Supplied data —
↓↓↓

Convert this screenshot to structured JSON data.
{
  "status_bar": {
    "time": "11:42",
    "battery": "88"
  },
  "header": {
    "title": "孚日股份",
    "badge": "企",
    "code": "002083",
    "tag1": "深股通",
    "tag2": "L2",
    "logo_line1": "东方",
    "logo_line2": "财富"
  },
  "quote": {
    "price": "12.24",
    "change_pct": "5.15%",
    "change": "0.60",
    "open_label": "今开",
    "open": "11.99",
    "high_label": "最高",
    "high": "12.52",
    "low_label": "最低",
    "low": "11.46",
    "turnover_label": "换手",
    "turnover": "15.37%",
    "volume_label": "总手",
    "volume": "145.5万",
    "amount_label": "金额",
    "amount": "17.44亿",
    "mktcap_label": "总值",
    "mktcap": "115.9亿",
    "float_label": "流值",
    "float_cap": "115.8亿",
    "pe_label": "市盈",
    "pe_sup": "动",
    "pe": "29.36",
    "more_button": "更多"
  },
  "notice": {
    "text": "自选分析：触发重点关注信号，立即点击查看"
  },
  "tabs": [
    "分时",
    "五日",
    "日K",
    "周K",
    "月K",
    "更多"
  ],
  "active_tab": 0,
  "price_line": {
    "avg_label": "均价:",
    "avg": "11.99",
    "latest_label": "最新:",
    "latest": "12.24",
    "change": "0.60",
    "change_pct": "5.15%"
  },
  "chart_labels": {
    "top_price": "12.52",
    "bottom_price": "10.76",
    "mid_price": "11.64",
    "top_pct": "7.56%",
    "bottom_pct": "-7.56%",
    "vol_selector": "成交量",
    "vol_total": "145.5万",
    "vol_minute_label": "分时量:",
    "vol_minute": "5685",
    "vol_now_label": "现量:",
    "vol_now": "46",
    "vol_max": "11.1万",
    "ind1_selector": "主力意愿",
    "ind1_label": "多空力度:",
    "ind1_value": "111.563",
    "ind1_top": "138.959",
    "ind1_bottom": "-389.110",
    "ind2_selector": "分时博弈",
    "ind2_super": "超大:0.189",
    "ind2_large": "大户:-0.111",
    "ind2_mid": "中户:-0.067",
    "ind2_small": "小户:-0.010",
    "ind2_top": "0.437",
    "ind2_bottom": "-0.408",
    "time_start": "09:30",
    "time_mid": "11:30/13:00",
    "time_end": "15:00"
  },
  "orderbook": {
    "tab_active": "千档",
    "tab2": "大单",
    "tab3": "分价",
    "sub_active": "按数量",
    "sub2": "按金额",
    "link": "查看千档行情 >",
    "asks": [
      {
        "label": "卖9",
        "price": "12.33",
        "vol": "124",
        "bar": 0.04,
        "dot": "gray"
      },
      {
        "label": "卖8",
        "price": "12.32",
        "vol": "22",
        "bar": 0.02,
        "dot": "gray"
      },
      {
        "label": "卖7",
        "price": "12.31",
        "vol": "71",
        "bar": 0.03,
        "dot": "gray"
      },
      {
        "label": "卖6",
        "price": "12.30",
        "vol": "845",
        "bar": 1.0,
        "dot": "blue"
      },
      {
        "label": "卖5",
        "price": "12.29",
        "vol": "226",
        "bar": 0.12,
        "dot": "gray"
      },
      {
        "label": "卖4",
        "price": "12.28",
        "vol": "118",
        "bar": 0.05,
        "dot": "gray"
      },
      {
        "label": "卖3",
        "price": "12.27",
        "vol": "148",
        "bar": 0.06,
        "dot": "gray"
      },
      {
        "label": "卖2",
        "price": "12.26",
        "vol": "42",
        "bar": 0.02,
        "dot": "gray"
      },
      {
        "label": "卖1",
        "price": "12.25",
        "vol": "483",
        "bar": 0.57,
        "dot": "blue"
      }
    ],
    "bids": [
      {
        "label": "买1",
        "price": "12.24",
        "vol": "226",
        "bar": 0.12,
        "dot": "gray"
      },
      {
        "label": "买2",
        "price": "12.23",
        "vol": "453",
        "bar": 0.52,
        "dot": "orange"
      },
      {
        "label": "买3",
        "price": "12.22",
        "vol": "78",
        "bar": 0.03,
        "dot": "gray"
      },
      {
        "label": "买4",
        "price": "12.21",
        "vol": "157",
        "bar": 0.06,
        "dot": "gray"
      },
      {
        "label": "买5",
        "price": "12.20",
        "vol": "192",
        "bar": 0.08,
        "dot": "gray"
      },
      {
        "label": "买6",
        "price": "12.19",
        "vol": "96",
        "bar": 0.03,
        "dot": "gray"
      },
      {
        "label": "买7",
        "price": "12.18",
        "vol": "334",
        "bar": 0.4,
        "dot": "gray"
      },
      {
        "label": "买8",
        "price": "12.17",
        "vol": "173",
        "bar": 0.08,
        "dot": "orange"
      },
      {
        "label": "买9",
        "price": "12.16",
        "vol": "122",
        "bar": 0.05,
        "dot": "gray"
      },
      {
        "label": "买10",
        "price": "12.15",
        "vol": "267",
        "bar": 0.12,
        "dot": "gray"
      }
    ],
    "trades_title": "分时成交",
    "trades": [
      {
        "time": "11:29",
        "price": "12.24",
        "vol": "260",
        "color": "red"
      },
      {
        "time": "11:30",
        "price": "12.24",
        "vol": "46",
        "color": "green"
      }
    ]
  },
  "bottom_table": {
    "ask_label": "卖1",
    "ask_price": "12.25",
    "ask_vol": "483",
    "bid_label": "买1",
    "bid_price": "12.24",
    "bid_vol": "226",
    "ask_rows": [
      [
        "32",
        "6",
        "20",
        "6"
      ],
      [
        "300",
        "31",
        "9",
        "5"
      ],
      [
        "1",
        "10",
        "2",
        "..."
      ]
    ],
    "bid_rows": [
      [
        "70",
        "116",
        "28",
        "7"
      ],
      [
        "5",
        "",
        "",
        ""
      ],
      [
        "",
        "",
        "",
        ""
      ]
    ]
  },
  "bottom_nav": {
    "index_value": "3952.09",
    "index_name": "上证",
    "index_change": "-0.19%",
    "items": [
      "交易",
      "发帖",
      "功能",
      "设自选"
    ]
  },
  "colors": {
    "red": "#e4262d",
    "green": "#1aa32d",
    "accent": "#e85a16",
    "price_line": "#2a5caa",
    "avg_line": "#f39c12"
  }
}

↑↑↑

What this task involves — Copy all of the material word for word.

Solution —
Convert this screenshot to structured JSON data.
{
  "status_bar": {
    "time": "11:42",
    "battery": "88"
  },
  "header": {
    "title": "孚日股份",
    "badge": "企",
    "code": "002083",
    "tag1": "深股通",
    "tag2": "L2",
    "logo_line1": "东方",
    "logo_line2": "财富"
  },
  "quote": {
    "price": "12.24",
    "change_pct": "5.15%",
    "change": "0.60",
    "open_label": "今开",
    "open": "11.99",
    "high_label": "最高",
    "high": "12.52",
    "low_label": "最低",
    "low": "11.46",
    "turnover_label": "换手",
    "turnover": "15.37%",
    "volume_label": "总手",
    "volume": "145.5万",
    "amount_label": "金额",
    "amount": "17.44亿",
    "mktcap_label": "总值",
    "mktcap": "115.9亿",
    "float_label": "流值",
    "float_cap": "115.8亿",
    "pe_label": "市盈",
    "pe_sup": "动",
    "pe": "29.36",
    "more_button": "更多"
  },
  "notice": {
    "text": "自选分析：触发重点关注信号，立即点击查看"
  },
  "tabs": [
    "分时",
    "五日",
    "日K",
    "周K",
    "月K",
    "更多"
  ],
  "active_tab": 0,
  "price_line": {
    "avg_label": "均价:",
    "avg": "11.99",
    "latest_label": "最新:",
    "latest": "12.24",
    "change": "0.60",
    "change_pct": "5.15%"
  },
  "chart_labels": {
    "top_price": "12.52",
    "bottom_price": "10.76",
    "mid_price": "11.64",
    "top_pct": "7.56%",
    "bottom_pct": "-7.56%",
    "vol_selector": "成交量",
    "vol_total": "145.5万",
    "vol_minute_label": "分时量:",
    "vol_minute": "5685",
    "vol_now_label": "现量:",
    "vol_now": "46",
    "vol_max": "11.1万",
    "ind1_selector": "主力意愿",
    "ind1_label": "多空力度:",
    "ind1_value": "111.563",
    "ind1_top": "138.959",
    "ind1_bottom": "-389.110",
    "ind2_selector": "分时博弈",
    "ind2_super": "超大:0.189",
    "ind2_large": "大户:-0.111",
    "ind2_mid": "中户:-0.067",
    "ind2_small": "小户:-0.010",
    "ind2_top": "0.437",
    "ind2_bottom": "-0.408",
    "time_start": "09:30",
    "time_mid": "11:30/13:00",
    "time_end": "15:00"
  },
  "orderbook": {
    "tab_active": "千档",
    "tab2": "大单",
    "tab3": "分价",
    "sub_active": "按数量",
    "sub2": "按金额",
    "link": "查看千档行情 >",
    "asks": [
      {
        "label": "卖9",
        "price": "12.33",
        "vol": "124",
        "bar": 0.04,
        "dot": "gray"
      },
      {
        "label": "卖8",
        "price": "12.32",
        "vol": "22",
        "bar": 0.02,
        "dot": "gray"
      },
      {
        "label": "卖7",
        "price": "12.31",
        "vol": "71",
        "bar": 0.03,
        "dot": "gray"
      },
      {
        "label": "卖6",
        "price": "12.30",
        "vol": "845",
        "bar": 1.0,
        "dot": "blue"
      },
      {
        "label": "卖5",
        "price": "12.29",
        "vol": "226",
        "bar": 0.12,
        "dot": "gray"
      },
      {
        "label": "卖4",
        "price": "12.28",
        "vol": "118",
        "bar": 0.05,
        "dot": "gray"
      },
      {
        "label": "卖3",
        "price": "12.27",
        "vol": "148",
        "bar": 0.06,
        "dot": "gray"
      },
      {
        "label": "卖2",
        "price": "12.26",
        "vol": "42",
        "bar": 0.02,
        "dot": "gray"
      },
      {
        "label": "卖1",
        "price": "12.25",
        "vol": "483",
        "bar": 0.57,
        "dot": "blue"
      }
    ],
    "bids": [
      {
        "label": "买1",
        "price": "12.24",
        "vol": "226",
        "bar": 0.12,
        "dot": "gray"
      },
      {
        "label": "买2",
        "price": "12.23",
        "vol": "453",
        "bar": 0.52,
        "dot": "orange"
      },
      {
        "label": "买3",
        "price": "12.22",
        "vol": "78",
        "bar": 0.03,
        "dot": "gray"
      },
      {
        "label": "买4",
        "price": "12.21",
        "vol": "157",
        "bar": 0.06,
        "dot": "gray"
      },
      {
        "label": "买5",
        "price": "12.20",
        "vol": "192",
        "bar": 0.08,
        "dot": "gray"
      },
      {
        "label": "买6",
        "price": "12.19",
        "vol": "96",
        "bar": 0.03,
        "dot": "gray"
      },
      {
        "label": "买7",
        "price": "12.18",
        "vol": "334",
        "bar": 0.4,
        "dot": "gray"
      },
      {
        "label": "买8",
        "price": "12.17",
        "vol": "173",
        "bar": 0.08,
        "dot": "orange"
      },
      {
        "label": "买9",
        "price": "12.16",
        "vol": "122",
        "bar": 0.05,
        "dot": "gray"
      },
      {
        "label": "买10",
        "price": "12.15",
        "vol": "267",
        "bar": 0.12,
        "dot": "gray"
      }
    ],
    "trades_title": "分时成交",
    "trades": [
      {
        "time": "11:29",
        "price": "12.24",
        "vol": "260",
        "color": "red"
      },
      {
        "time": "11:30",
        "price": "12.24",
        "vol": "46",
        "color": "green"
      }
    ]
  },
  "bottom_table": {
    "ask_label": "卖1",
    "ask_price": "12.25",
    "ask_vol": "483",
    "bid_label": "买1",
    "bid_price": "12.24",
    "bid_vol": "226",
    "ask_rows": [
      [
        "32",
        "6",
        "20",
        "6"
      ],
      [
        "300",
        "31",
        "9",
        "5"
      ],
      [
        "1",
        "10",
        "2",
        "..."
      ]
    ],
    "bid_rows": [
      [
        "70",
        "116",
        "28",
        "7"
      ],
      [
        "5",
        "",
        "",
        ""
      ],
      [
        "",
        "",
        "",
        ""
      ]
    ]
  },
  "bottom_nav": {
    "index_value": "3952.09",
    "index_name": "上证",
    "index_change": "-0.19%",
    "items": [
      "交易",
      "发帖",
      "功能",
      "设自选"
    ]
  },
  "colors": {
    "red": "#e4262d",
    "green": "#1aa32d",
    "accent": "#e85a16",
    "price_line": "#2a5caa",
    "avg_line": "#f39c12"
  }
}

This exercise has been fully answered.